August 15, 2008 Leave a comment

Original Review by Jonathan Broxton

A puerile, abysmally unfunny ‘comedy’ starring Ben Stiller, Robert Downey Jr., Jack Black, Nick Nolte, Matthew McConaughey and Tom Cruise, Tropic Thunder tells the story of a group of pampered, self-absorbed actors making “the ultimate Vietnam movie”, who inadvertently become caught in the middle of a real-life drug war which they mistakenly believe to be part of their hyper-realistic set. Despite deriving the majority of its humor from incessant bad language and gratuitous gore, the film became one of the biggest-grossing comedies of 2008.

One of the few things to work superbly in context, and on CD, is Theodore Shapiro’s score, which follows the tried and tested format of treating the movie absolutely seriously, and as a result is probably the most successful thing about the entire project. Read more…

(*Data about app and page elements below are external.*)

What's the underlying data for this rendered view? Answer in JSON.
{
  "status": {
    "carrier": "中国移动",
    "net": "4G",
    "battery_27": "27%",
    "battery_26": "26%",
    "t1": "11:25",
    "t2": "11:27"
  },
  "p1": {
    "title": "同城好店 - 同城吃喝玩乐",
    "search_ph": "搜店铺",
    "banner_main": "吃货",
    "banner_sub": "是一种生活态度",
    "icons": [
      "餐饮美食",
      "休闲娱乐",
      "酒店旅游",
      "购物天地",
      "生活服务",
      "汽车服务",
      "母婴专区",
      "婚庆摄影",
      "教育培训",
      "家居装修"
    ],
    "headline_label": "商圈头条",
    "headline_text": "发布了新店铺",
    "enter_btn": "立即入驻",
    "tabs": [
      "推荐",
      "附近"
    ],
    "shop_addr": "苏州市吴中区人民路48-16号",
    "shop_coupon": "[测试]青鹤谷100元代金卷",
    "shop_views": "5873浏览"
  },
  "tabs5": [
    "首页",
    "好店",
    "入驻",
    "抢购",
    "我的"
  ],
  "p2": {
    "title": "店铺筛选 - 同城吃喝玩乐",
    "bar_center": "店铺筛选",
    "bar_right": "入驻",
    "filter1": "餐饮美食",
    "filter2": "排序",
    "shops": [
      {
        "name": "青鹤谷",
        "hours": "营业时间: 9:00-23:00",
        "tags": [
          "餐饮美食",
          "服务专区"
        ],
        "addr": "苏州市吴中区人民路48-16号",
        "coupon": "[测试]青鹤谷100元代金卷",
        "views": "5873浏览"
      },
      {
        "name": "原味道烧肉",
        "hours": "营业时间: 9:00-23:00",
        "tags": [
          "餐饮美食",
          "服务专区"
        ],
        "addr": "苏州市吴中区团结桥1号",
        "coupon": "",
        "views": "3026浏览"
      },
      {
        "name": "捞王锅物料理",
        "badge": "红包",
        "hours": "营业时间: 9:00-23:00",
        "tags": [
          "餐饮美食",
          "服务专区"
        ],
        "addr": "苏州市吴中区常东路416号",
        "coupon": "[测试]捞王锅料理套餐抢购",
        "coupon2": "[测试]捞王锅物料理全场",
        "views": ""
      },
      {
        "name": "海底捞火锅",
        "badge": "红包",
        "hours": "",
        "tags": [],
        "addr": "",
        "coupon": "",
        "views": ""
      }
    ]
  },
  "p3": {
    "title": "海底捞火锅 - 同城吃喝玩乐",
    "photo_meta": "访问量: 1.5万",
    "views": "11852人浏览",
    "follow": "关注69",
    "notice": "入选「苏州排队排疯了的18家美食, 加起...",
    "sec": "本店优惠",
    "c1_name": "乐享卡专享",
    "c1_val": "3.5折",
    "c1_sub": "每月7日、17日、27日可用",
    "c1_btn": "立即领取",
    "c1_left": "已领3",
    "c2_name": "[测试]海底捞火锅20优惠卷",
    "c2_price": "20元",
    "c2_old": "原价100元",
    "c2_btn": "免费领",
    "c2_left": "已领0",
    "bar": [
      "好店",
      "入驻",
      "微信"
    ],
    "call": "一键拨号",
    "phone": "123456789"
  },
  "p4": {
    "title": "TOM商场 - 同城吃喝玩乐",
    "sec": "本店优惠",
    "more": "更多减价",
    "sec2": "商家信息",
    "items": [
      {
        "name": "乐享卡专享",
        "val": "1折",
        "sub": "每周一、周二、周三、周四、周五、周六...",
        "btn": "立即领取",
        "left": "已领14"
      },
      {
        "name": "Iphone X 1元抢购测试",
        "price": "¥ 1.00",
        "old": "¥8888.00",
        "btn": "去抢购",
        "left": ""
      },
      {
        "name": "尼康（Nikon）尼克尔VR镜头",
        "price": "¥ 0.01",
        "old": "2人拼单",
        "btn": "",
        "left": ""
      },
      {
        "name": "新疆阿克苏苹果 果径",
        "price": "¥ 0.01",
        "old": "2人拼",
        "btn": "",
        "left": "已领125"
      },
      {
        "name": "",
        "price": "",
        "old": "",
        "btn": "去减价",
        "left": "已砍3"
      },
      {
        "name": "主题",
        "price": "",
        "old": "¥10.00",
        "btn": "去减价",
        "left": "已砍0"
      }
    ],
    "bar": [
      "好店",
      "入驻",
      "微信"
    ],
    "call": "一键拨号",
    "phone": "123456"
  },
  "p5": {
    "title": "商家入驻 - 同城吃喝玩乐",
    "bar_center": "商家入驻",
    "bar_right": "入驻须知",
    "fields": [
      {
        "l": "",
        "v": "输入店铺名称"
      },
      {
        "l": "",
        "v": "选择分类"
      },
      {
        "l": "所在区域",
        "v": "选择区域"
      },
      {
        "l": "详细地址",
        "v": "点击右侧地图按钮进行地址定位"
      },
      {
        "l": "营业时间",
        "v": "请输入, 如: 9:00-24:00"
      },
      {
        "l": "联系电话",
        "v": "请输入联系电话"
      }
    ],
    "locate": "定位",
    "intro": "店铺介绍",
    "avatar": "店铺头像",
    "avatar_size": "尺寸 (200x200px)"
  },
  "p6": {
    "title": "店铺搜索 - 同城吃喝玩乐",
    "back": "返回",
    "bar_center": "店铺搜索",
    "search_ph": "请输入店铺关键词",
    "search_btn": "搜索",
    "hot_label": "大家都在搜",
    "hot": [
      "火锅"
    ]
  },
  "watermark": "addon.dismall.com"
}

August 8, 2008 Leave a comment

Original Review by Clark Douglas

Once upon a time, four teenage girls shared a pair of pants over the course of one memorable summer. Now they’re a little older and a little wiser, they’re starting to fall in love and discover new things, and they’re taking turns wearing the pants again. Yes, it’s called “The Sisterhood of the Traveling Pants 2.” Bearing that in mind, it’s not surprise to discover that the score has been provided by Rachel Portman, who is drawn to romantic movies like a paper clip to a magnet. Even so, I found the choice of Portman to be a particularly disappointing one in this case. The first film was scored by the perpetually overlooked Cliff Eidelman, whose pleasant music served the film well. Read more…


August 1, 2008 1 comment

Original Review by Jonathan Broxton

The fourth film in the Mummy franchise, The Mummy: Tomb of the Dragon Emperor, was unceremoniously ripped apart by film critics as by the far the weakest link in the franchise. The films have been getting progressively worse and worse as they made their way from The Mummy to The Mummy Returns to The Scorpion King to this film, and straight-to-DVD sequels notwithstanding, director Rob Cohen’s film looks to have finally sounded the death knell over what was once a successful set of films. Brendan Fraser returns as adventurous archaeologist Rick O’Connell, who this time finds himself in the far east in the company of his wife Evie (Maria Bello) and almost-adult son Alex (Luke Ford), crossing paths with the resurrected mummy of an ancient Chinese emperor named Han (Jet Li), whose vengeful spirit was encased – along with his vast army – inside terracotta statues by a sorceress (Michelle Yeoh). Read more…

SWING VOTE – John Debney

August 1, 2008 Leave a comment

Original Review by Jonathan Broxton

A timely film in Barack Obama’s election year, Swing Vote is a conceptually preposterous but light and breezy comedy directed by Joshua Michael Stern starring Kevin Costner as a good natured blue collar guy who, following an unexpected turn of events, finds himself holding the single deciding vote in the US presidential election, and subsequently being courted by both candidates – incumbent Kelsey Grammar, and challenger Dennis Hopper. The film features a stellar supporting cast (Nathan Lane, Stanley Tucci, George Lopez) and a whole host of real life politicos as themselves, notably Arianna Huffington, Larry King, Bill Maher and Chris Matthews. Read more…